### EXERCISE INSTRUCTIONS
The listing below should be written out word for word, with its pictures removed.

### RECORDS FOR PROCESSING
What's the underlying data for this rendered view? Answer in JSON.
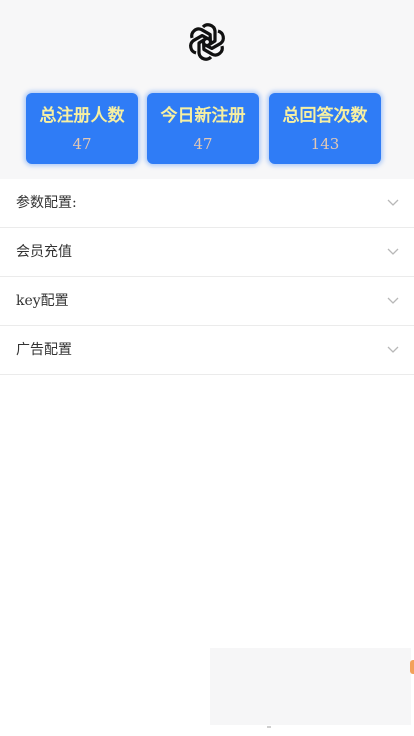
{
  "header": {
    "logo_icon": "openai-logo-icon"
  },
  "stats": [
    {
      "label": "总注册人数",
      "value": "47"
    },
    {
      "label": "今日新注册",
      "value": "47"
    },
    {
      "label": "总回答次数",
      "value": "143"
    }
  ],
  "menu": {
    "items": [
      {
        "label": "参数配置:",
        "icon": "chevron-down-icon"
      },
      {
        "label": "会员充值",
        "icon": "chevron-down-icon"
      },
      {
        "label": "key配置",
        "icon": "chevron-down-icon"
      },
      {
        "label": "广告配置",
        "icon": "chevron-down-icon"
      }
    ]
  },
  "colors": {
    "card_bg": "#2f7cf6",
    "card_label": "#f7f0a2",
    "card_value": "#e2c8b4",
    "header_bg": "#f7f7f8"
  }
}
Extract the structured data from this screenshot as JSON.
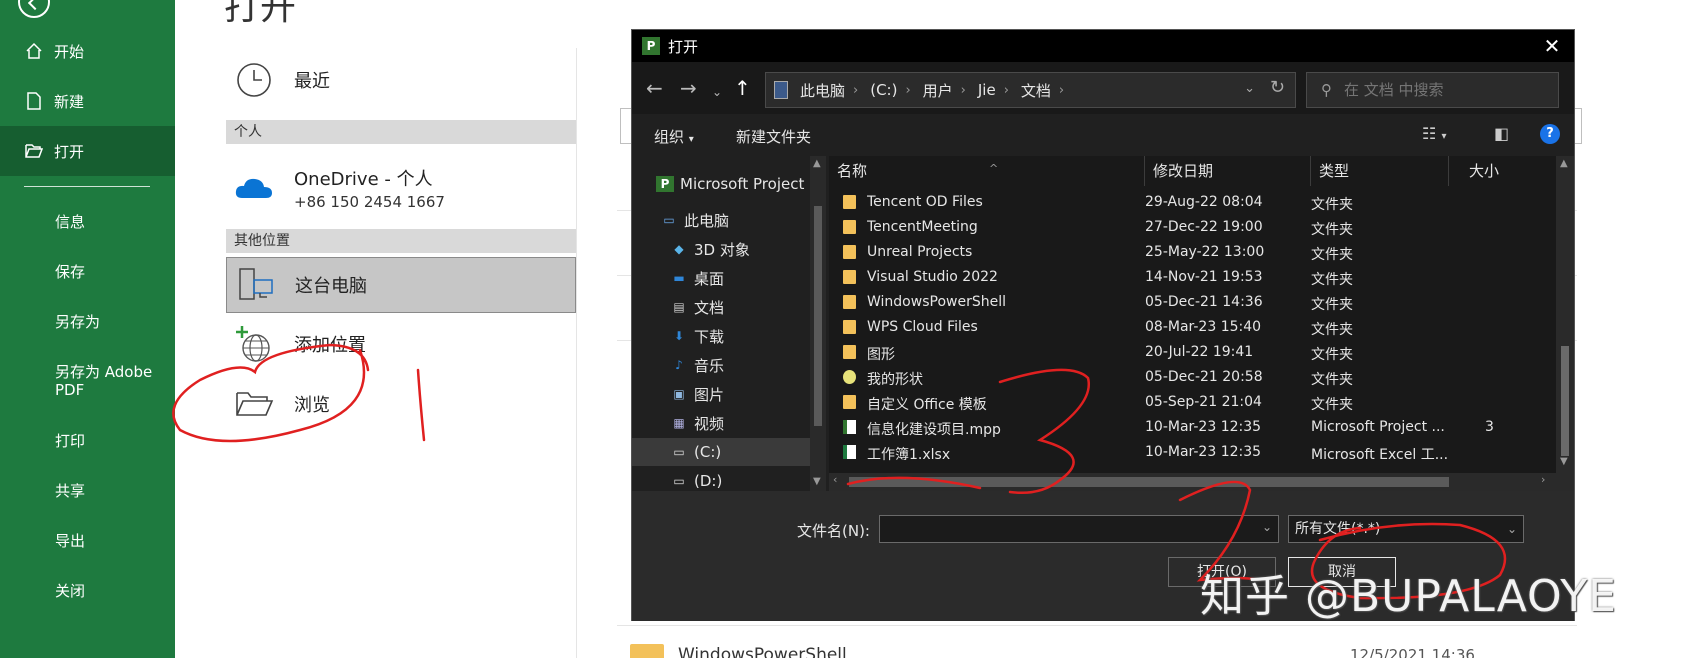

### ANSWER BOX
What's the underlying data for this rendered view? Answer in JSON.
{
  "header": {
    "logo_icon": "openai-logo-icon"
  },
  "stats": [
    {
      "label": "总注册人数",
      "value": "47"
    },
    {
      "label": "今日新注册",
      "value": "47"
    },
    {
      "label": "总回答次数",
      "value": "143"
    }
  ],
  "menu": {
    "items": [
      {
        "label": "参数配置:",
        "icon": "chevron-down-icon"
      },
      {
        "label": "会员充值",
        "icon": "chevron-down-icon"
      },
      {
        "label": "key配置",
        "icon": "chevron-down-icon"
      },
      {
        "label": "广告配置",
        "icon": "chevron-down-icon"
      }
    ]
  },
  "colors": {
    "card_bg": "#2f7cf6",
    "card_label": "#f7f0a2",
    "card_value": "#e2c8b4",
    "header_bg": "#f7f7f8"
  }
}
Extract the structured data from this screenshot as JSON.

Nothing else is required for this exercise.